##### Data for processing #####

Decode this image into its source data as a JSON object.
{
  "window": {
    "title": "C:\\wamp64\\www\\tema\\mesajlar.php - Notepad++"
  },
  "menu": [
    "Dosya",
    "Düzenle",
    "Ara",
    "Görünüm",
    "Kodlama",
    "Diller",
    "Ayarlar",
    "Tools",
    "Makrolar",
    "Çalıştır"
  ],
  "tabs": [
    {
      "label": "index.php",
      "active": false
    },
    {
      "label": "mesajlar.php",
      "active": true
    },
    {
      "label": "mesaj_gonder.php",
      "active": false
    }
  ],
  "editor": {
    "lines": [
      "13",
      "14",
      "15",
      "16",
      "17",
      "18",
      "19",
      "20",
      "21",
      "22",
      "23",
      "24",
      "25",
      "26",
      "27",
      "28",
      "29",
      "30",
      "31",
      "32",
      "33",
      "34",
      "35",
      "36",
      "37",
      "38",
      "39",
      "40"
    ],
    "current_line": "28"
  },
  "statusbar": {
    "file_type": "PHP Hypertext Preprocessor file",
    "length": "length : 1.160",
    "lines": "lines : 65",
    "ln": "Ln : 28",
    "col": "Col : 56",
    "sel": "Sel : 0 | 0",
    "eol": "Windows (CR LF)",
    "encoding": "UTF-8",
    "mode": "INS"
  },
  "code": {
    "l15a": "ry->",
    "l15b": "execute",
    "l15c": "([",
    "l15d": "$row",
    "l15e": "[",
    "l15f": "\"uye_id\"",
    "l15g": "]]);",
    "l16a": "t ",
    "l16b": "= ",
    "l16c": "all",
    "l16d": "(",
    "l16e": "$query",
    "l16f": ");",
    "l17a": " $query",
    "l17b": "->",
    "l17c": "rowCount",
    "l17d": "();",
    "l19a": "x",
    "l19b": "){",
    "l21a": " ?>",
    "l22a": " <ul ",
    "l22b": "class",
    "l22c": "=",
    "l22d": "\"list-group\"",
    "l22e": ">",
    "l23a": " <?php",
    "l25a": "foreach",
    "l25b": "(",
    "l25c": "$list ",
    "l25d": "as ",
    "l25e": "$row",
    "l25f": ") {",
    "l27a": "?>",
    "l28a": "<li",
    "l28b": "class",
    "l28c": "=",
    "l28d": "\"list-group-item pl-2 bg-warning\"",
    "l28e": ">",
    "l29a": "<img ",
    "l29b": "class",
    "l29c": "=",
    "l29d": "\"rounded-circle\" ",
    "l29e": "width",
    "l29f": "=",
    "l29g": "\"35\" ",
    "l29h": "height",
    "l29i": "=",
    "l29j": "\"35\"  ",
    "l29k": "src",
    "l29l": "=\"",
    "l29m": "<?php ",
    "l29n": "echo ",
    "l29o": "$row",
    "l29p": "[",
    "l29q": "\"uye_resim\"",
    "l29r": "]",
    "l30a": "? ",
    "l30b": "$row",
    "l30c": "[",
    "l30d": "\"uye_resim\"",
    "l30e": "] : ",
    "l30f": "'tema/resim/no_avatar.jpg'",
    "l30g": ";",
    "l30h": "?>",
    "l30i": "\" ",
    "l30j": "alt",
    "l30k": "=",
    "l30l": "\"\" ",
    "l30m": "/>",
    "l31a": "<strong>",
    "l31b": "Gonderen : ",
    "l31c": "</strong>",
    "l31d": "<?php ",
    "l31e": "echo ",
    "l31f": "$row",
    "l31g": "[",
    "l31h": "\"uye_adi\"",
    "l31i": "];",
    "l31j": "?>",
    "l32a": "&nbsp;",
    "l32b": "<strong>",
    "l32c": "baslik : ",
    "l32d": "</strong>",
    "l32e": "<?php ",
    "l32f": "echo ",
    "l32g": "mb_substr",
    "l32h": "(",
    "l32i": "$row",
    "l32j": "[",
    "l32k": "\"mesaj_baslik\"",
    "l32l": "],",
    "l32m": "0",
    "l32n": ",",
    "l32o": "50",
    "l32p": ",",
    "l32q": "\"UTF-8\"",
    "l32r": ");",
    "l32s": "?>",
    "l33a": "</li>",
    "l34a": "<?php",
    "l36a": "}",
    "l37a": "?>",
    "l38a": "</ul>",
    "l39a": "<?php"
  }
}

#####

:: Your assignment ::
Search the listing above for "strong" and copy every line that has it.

:: Exercise response ::
    "l31a": "<strong>",
    "l31c": "</strong>",
    "l32b": "<strong>",
    "l32d": "</strong>",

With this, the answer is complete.